Register now and grab your free ultimate anatomy study guide!
Register for free to get this atlas in full colour.Register now
The hilum (pl. = hila) is a structure or area found on the medial aspect of each lung. This area of the lung, which is sometimes also referred to as the hilus, is somewhat triangular in shape and is the area where the bronchi and neurovascular structures of the lungs enter and exit the lungs.
In addition to a hilum, each lung also has a lung root that is enclosed by a layer of pleura. The root of each lung is comprised of; the bronchus, pulmonary artery and vein, bronchial arteries and veins, pulmonary plexuses of nerves, areolar tissue, lymphatic vessels and bronchial lymph glands.
The pulmonary ligament, which is a narrow fold, is an inferior extension of the root of the lung. Note that the structures that make up the root of the lung enter and exit the lungs at the hilum.
The hilum of the lung is the only area of the lung where structures associated with the lungs can enter or exit the lungs.
Abnormalities of the hilum can present either as unilateral or bilateral abnormalities. These abnormalities can be detected on a chest X-ray and can present as either changes in the position, the size and/or the density of the hilar region. Such abnormalities or changes are commonly seen to come about as a result of various types of lung cancer.
Want to use this image on your blog, your next presentation or a book? Looking for custom medical illustrations?
© All illustrations are exclusive property of kenHub GmbH, and are protected by German and international copyright laws. All rights reserved.

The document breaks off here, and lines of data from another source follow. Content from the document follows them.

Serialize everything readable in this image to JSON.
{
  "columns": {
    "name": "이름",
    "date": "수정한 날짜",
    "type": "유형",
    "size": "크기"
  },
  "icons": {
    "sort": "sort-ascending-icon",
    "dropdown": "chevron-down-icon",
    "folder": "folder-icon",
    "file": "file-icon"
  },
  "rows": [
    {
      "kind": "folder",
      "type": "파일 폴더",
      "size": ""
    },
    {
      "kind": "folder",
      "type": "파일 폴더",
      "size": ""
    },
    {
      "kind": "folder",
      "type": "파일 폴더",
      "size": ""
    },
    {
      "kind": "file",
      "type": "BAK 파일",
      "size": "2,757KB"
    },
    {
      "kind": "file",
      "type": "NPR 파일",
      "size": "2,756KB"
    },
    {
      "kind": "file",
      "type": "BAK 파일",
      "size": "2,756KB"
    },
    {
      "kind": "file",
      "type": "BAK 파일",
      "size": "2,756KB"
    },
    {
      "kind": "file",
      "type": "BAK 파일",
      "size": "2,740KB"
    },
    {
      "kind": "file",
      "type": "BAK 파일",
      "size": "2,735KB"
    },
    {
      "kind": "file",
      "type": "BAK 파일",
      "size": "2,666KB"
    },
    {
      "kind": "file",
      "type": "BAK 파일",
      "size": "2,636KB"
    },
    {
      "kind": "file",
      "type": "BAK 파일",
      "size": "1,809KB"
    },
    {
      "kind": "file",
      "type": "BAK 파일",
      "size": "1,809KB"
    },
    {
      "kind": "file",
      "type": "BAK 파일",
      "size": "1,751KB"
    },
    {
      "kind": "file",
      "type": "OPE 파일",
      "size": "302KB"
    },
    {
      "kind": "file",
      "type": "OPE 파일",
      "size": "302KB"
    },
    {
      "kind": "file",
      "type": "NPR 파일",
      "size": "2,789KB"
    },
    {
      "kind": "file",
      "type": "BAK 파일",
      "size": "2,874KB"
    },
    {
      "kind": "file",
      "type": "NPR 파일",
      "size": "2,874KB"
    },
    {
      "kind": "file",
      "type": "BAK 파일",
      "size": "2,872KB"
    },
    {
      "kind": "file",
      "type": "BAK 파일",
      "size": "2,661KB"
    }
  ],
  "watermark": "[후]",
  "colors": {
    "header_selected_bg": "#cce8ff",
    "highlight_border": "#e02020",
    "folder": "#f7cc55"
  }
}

Learning anatomy is a massive undertaking, and we're here to help you pass with flying colours.